April has been Stress Awareness Month
We all have felt stressed at some point but it’s not always easy to identify what has triggered it.
For many in the construction industry, stress has become a daily occurrence; a feeling they cannot get away from.
The main causes being cited as long hours, budget concerns, workloads, projects away from home, tight deadlines and client demands.
And this has been supported by a 2016 survey from UCATT (now Unite)* which found that 76% of the construction members who were asked had at some point suffered from stress in the workplace.
These are worrying statistics and so, for Stress Awareness month, our H & S team looks at stress and some ways to prevent it taking over.
When stress peaks in our bodies it can feel like a heart attack. Sufferers complain of feeling unable to breathe, everything closing in on them, problems with their eyesight and hearing.
It can happen at any time, day or night, and become so bad that you don’t want to leave your house or even be alone.
One sufferer commented, “Everything was closing down, the sound was muffled, everything was drawing in on me, I couldn’t get my breath in. You don’t get enough oxygen.”
A graphic description of stress culminating in a panic attack. In severe cases stress induced panic attacks can continue for months, to the point where sufferers feel unable to leave their homes in case one occurs. One sufferer described it as “one of the darkest times of my life,” a complete breakdown.
In our fast-paced, hectic lifestyles more and more of us are affected by stress. It can cripple the way you function, your relationships with family, friends and colleagues, your work and home life.
To help, here are some simple measures which can help tackle common contributors to stress:
Do Some Digital De-cluttering
Whether you’re a complete technophobe, or surgically attached to your phone or laptop, technology is a constant in life and can create its own stresses!
The constant bombardment of information clutters up screens and inboxes making it more difficult to focus on things of real importance. Try these tips to remove digital clutter:
- Re-organise your computer’s desktop. Keep it simple & tidy – remove unused icons.
- Audit your e-mail accounts. Delete accounts you rarely use and unsubscribe from unwanted mailing lists and blogs.
- Set up a logical filing system for your documents and delete files you don’t need.
Get a Good Night’s Sleep
The benefits of a good night’s sleep are wide-ranging and well-documented. Restful sleep lowers anxiety and improves brain function. So, if you’re not sleeping well, and it’s contributing to your stress levels, you could try:
- Avoiding alcohol, caffeine and chocolate after 3pm
- Eating your evening meal before 8pm.
- Training your body to wind down at the end of the day. Develop a relaxing bedtime routine; switch off electronic devices (‘phones, TVs, tablets), and read or listen to soothing music instead.
Work Getting you Down?
It’s not uncommon to feel tired after working all day, but problems can occur when you are continuously tied to your desk or feel like you are fighting a losing battle to get the job done. This is when tiredness can easily tip over into stress. But what can you do?

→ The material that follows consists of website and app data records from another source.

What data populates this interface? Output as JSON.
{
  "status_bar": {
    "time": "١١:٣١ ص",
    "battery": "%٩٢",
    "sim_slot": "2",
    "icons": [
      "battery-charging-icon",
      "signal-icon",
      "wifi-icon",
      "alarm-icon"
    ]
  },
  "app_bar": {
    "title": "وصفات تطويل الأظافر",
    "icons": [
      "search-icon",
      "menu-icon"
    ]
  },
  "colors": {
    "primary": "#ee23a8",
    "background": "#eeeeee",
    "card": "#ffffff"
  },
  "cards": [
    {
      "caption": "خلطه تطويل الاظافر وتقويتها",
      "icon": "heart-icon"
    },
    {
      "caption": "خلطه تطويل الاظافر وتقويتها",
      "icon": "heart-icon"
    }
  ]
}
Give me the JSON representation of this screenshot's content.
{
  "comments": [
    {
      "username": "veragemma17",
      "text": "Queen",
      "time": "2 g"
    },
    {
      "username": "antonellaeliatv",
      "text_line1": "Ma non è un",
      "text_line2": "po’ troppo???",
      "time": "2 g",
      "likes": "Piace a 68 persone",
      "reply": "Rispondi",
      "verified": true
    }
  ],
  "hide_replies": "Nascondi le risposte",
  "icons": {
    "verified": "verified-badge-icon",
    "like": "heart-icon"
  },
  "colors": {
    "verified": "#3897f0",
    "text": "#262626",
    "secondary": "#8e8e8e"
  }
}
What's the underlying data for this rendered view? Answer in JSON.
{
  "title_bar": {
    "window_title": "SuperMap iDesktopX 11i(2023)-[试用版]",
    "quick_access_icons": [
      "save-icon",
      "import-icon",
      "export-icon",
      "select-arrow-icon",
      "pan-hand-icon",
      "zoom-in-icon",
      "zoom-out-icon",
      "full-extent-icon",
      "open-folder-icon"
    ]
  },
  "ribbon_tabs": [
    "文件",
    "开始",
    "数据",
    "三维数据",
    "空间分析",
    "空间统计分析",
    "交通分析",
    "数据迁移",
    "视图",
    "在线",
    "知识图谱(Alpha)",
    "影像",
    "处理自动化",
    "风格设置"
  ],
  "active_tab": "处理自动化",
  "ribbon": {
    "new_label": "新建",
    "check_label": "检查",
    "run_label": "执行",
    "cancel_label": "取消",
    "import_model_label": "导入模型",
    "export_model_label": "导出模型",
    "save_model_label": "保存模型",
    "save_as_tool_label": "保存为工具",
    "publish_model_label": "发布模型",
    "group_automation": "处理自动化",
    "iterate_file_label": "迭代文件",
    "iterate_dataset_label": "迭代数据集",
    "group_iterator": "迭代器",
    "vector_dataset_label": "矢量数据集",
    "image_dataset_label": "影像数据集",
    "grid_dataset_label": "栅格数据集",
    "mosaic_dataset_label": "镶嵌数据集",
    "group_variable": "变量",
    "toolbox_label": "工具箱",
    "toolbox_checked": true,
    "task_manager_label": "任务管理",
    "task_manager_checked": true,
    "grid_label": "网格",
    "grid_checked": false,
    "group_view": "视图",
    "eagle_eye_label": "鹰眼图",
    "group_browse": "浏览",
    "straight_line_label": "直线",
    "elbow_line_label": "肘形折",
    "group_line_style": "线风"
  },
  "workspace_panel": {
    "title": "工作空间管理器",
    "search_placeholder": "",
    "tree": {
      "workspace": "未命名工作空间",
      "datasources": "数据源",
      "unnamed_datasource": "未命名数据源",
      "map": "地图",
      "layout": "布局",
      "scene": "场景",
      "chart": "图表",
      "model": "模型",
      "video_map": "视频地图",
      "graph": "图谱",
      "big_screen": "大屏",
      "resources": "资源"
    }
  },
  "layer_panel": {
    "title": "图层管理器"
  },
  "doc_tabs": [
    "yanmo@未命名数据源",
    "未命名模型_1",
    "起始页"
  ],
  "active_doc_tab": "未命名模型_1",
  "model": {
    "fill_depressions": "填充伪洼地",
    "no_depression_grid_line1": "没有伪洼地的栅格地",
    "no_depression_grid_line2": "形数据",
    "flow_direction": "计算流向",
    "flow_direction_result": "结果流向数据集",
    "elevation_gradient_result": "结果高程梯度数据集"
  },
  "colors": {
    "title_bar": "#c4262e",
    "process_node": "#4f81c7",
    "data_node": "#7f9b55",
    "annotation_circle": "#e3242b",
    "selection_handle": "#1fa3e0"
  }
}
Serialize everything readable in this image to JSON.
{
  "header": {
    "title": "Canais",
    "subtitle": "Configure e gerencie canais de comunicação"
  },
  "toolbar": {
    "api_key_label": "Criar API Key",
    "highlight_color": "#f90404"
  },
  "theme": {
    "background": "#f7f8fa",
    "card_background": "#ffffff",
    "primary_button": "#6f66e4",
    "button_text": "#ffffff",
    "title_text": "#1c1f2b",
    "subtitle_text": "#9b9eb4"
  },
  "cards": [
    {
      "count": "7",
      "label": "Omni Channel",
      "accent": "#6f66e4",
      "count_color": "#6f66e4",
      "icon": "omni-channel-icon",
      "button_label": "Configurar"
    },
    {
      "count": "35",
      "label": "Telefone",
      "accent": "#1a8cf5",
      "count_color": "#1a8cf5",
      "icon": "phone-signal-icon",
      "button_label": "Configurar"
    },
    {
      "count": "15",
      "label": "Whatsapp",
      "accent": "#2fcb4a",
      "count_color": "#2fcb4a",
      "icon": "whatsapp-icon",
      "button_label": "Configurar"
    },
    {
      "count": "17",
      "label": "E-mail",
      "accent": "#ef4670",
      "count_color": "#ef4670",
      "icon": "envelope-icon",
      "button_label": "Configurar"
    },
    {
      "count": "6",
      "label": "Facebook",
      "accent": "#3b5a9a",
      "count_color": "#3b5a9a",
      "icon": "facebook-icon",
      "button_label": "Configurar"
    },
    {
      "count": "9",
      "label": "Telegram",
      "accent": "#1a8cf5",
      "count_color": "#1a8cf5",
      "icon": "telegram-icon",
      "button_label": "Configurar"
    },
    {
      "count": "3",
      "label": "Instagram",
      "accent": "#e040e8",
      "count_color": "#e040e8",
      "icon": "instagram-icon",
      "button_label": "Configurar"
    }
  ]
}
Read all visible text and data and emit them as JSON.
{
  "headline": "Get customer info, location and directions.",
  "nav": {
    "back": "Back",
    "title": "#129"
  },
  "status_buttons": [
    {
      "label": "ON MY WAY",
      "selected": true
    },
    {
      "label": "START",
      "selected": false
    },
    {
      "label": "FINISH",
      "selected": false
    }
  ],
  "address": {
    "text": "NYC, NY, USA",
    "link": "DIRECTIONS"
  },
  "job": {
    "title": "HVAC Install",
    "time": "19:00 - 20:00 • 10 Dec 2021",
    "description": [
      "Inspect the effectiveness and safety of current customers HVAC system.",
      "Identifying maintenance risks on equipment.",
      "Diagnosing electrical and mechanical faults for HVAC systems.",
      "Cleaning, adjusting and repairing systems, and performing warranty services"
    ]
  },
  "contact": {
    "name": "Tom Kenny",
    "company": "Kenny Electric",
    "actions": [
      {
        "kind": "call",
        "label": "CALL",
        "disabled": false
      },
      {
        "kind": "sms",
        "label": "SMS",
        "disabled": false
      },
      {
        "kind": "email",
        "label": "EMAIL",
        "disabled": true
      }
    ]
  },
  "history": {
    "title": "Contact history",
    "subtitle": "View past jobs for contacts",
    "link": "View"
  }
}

- Ensure you take a break from your desk and aim to move every hour. Maybe get up, walk around the office and make a hot drink.
- Try to not eat lunch at your desk. Take the opportunity to enjoy a quick five-minute walk in the open air.
- Try to look for the positive moments in your day. This can be anything like chatting to your colleagues.
- Speak to your manager or HR department. Small changes can be made to your work to help alleviate your worries, but you don’t know what can be done until you ask.
- Make the most of your time outside of work especially with family and friends. These small moments can help boost your mood and help you recharge.
For more tips to help manage your stress levels, read Dorling Kindersley’s ‘Stress: The Psychology of Managing Pressure.’
Feel like you’ve tried everything, but nothing works? Don’t suffer in silence. Consult your GP or other professional to help you manage your stress before it takes over your life.